> **TASK ITEM**: Please restate the records below verbatim, omitting every image they hold.

SOURCE RECORDS START

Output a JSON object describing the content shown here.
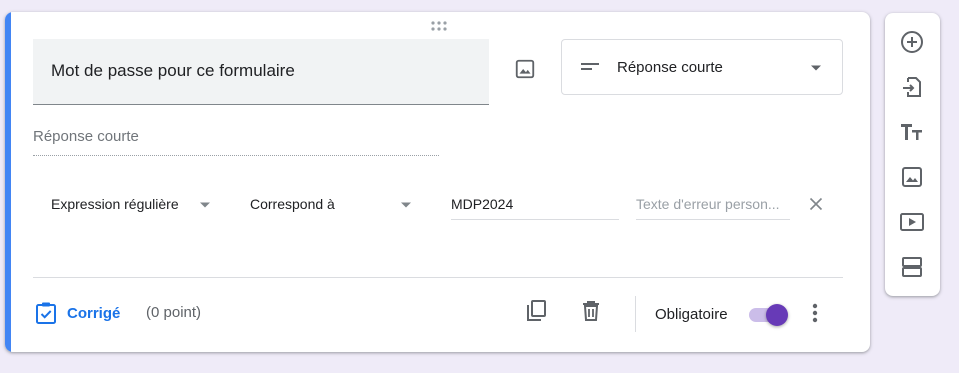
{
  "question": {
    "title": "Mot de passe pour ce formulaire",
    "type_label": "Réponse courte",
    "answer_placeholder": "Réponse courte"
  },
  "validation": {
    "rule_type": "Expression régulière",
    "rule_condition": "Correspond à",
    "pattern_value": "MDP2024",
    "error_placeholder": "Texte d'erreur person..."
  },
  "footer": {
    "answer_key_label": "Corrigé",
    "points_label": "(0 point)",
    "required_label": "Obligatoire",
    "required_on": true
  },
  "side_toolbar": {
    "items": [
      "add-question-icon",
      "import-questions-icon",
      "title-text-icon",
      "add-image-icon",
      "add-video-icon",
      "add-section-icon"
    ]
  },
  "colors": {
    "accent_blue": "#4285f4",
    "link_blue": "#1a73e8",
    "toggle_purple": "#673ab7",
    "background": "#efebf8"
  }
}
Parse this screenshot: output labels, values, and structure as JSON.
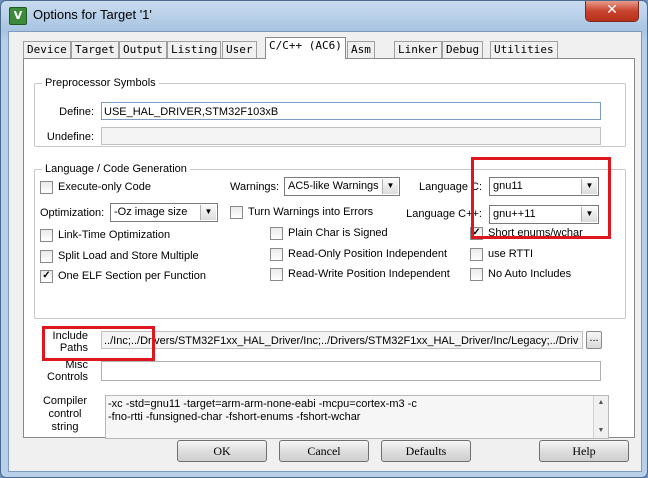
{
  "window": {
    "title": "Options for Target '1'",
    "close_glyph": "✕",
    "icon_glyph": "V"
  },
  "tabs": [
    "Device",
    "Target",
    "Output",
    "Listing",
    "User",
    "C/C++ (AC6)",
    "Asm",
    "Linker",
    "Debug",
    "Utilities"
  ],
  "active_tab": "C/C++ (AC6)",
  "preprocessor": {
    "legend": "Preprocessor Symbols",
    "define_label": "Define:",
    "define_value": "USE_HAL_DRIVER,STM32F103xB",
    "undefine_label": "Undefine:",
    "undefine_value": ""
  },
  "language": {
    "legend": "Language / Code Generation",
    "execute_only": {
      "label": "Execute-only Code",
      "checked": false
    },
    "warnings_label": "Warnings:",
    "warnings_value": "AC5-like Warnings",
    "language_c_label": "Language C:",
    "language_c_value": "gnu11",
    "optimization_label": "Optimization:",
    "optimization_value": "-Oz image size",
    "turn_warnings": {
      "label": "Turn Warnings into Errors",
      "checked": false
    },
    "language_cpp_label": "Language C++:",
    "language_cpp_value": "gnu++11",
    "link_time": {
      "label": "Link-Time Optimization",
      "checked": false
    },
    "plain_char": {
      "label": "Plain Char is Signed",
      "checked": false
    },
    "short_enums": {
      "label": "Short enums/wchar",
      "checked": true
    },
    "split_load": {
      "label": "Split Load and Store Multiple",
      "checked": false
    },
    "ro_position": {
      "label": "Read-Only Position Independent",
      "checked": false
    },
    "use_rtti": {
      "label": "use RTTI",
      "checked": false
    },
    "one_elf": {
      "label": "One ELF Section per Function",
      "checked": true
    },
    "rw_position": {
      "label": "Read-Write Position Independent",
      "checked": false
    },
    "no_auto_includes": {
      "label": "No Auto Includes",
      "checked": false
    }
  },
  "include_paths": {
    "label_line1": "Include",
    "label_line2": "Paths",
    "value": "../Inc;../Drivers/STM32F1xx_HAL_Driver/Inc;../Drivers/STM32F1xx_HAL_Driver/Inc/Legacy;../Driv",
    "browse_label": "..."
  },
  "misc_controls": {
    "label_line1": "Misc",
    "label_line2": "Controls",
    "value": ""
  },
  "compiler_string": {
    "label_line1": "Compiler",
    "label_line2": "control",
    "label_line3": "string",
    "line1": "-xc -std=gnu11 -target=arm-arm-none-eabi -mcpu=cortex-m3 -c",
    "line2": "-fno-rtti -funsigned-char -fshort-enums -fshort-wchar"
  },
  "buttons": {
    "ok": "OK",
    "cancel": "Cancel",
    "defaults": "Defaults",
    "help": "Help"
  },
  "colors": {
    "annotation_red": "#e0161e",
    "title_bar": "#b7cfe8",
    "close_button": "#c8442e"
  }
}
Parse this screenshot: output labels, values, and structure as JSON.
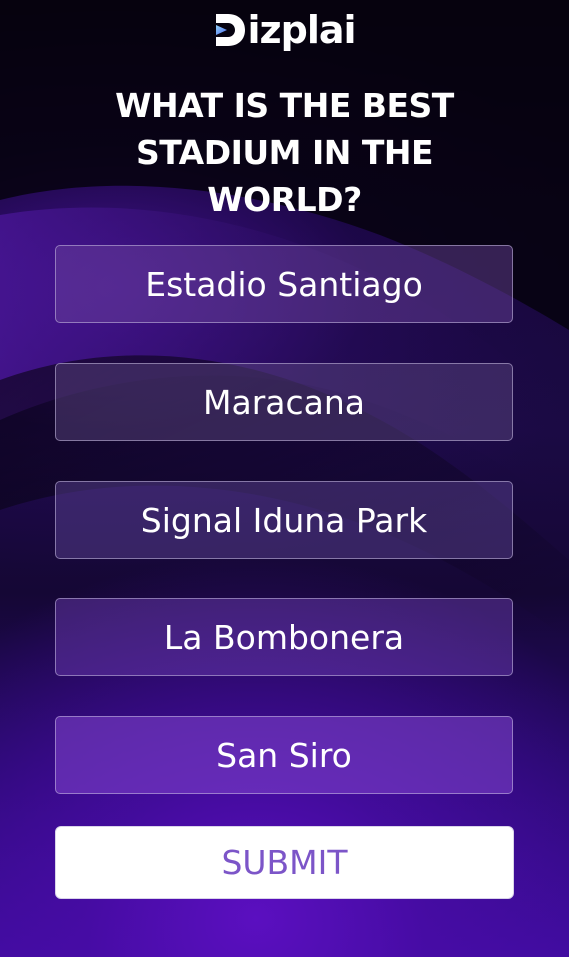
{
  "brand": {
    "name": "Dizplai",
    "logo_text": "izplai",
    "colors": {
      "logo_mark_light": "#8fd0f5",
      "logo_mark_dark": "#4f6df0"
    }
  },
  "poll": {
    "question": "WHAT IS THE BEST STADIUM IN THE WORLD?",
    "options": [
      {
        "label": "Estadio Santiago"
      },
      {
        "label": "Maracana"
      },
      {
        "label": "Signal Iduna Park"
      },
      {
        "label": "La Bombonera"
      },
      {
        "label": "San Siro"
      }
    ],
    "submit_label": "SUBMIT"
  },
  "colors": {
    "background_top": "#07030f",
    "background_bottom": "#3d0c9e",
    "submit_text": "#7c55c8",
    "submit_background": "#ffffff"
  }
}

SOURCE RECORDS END

> **RESULT**:
Output a JSON object describing the content shown here.
{
  "question": {
    "title": "Mot de passe pour ce formulaire",
    "type_label": "Réponse courte",
    "answer_placeholder": "Réponse courte"
  },
  "validation": {
    "rule_type": "Expression régulière",
    "rule_condition": "Correspond à",
    "pattern_value": "MDP2024",
    "error_placeholder": "Texte d'erreur person..."
  },
  "footer": {
    "answer_key_label": "Corrigé",
    "points_label": "(0 point)",
    "required_label": "Obligatoire",
    "required_on": true
  },
  "side_toolbar": {
    "items": [
      "add-question-icon",
      "import-questions-icon",
      "title-text-icon",
      "add-image-icon",
      "add-video-icon",
      "add-section-icon"
    ]
  },
  "colors": {
    "accent_blue": "#4285f4",
    "link_blue": "#1a73e8",
    "toggle_purple": "#673ab7",
    "background": "#efebf8"
  }
}
Parse this screenshot: output labels, values, and structure as JSON.
{
  "window": {
    "title": "Options for Target '1'",
    "close_glyph": "✕",
    "icon_glyph": "V"
  },
  "tabs": [
    "Device",
    "Target",
    "Output",
    "Listing",
    "User",
    "C/C++ (AC6)",
    "Asm",
    "Linker",
    "Debug",
    "Utilities"
  ],
  "active_tab": "C/C++ (AC6)",
  "preprocessor": {
    "legend": "Preprocessor Symbols",
    "define_label": "Define:",
    "define_value": "USE_HAL_DRIVER,STM32F103xB",
    "undefine_label": "Undefine:",
    "undefine_value": ""
  },
  "language": {
    "legend": "Language / Code Generation",
    "execute_only": {
      "label": "Execute-only Code",
      "checked": false
    },
    "warnings_label": "Warnings:",
    "warnings_value": "AC5-like Warnings",
    "language_c_label": "Language C:",
    "language_c_value": "gnu11",
    "optimization_label": "Optimization:",
    "optimization_value": "-Oz image size",
    "turn_warnings": {
      "label": "Turn Warnings into Errors",
      "checked": false
    },
    "language_cpp_label": "Language C++:",
    "language_cpp_value": "gnu++11",
    "link_time": {
      "label": "Link-Time Optimization",
      "checked": false
    },
    "plain_char": {
      "label": "Plain Char is Signed",
      "checked": false
    },
    "short_enums": {
      "label": "Short enums/wchar",
      "checked": true
    },
    "split_load": {
      "label": "Split Load and Store Multiple",
      "checked": false
    },
    "ro_position": {
      "label": "Read-Only Position Independent",
      "checked": false
    },
    "use_rtti": {
      "label": "use RTTI",
      "checked": false
    },
    "one_elf": {
      "label": "One ELF Section per Function",
      "checked": true
    },
    "rw_position": {
      "label": "Read-Write Position Independent",
      "checked": false
    },
    "no_auto_includes": {
      "label": "No Auto Includes",
      "checked": false
    }
  },
  "include_paths": {
    "label_line1": "Include",
    "label_line2": "Paths",
    "value": "../Inc;../Drivers/STM32F1xx_HAL_Driver/Inc;../Drivers/STM32F1xx_HAL_Driver/Inc/Legacy;../Driv",
    "browse_label": "..."
  },
  "misc_controls": {
    "label_line1": "Misc",
    "label_line2": "Controls",
    "value": ""
  },
  "compiler_string": {
    "label_line1": "Compiler",
    "label_line2": "control",
    "label_line3": "string",
    "line1": "-xc -std=gnu11 -target=arm-arm-none-eabi -mcpu=cortex-m3 -c",
    "line2": "-fno-rtti -funsigned-char -fshort-enums -fshort-wchar"
  },
  "buttons": {
    "ok": "OK",
    "cancel": "Cancel",
    "defaults": "Defaults",
    "help": "Help"
  },
  "colors": {
    "annotation_red": "#e0161e",
    "title_bar": "#b7cfe8",
    "close_button": "#c8442e"
  }
}
Parse this screenshot: output labels, values, and structure as JSON.
{
  "brand": {
    "name": "Dizplai",
    "logo_text": "izplai",
    "colors": {
      "logo_mark_light": "#8fd0f5",
      "logo_mark_dark": "#4f6df0"
    }
  },
  "poll": {
    "question": "WHAT IS THE BEST STADIUM IN THE WORLD?",
    "options": [
      {
        "label": "Estadio Santiago"
      },
      {
        "label": "Maracana"
      },
      {
        "label": "Signal Iduna Park"
      },
      {
        "label": "La Bombonera"
      },
      {
        "label": "San Siro"
      }
    ],
    "submit_label": "SUBMIT"
  },
  "colors": {
    "background_top": "#07030f",
    "background_bottom": "#3d0c9e",
    "submit_text": "#7c55c8",
    "submit_background": "#ffffff"
  }
}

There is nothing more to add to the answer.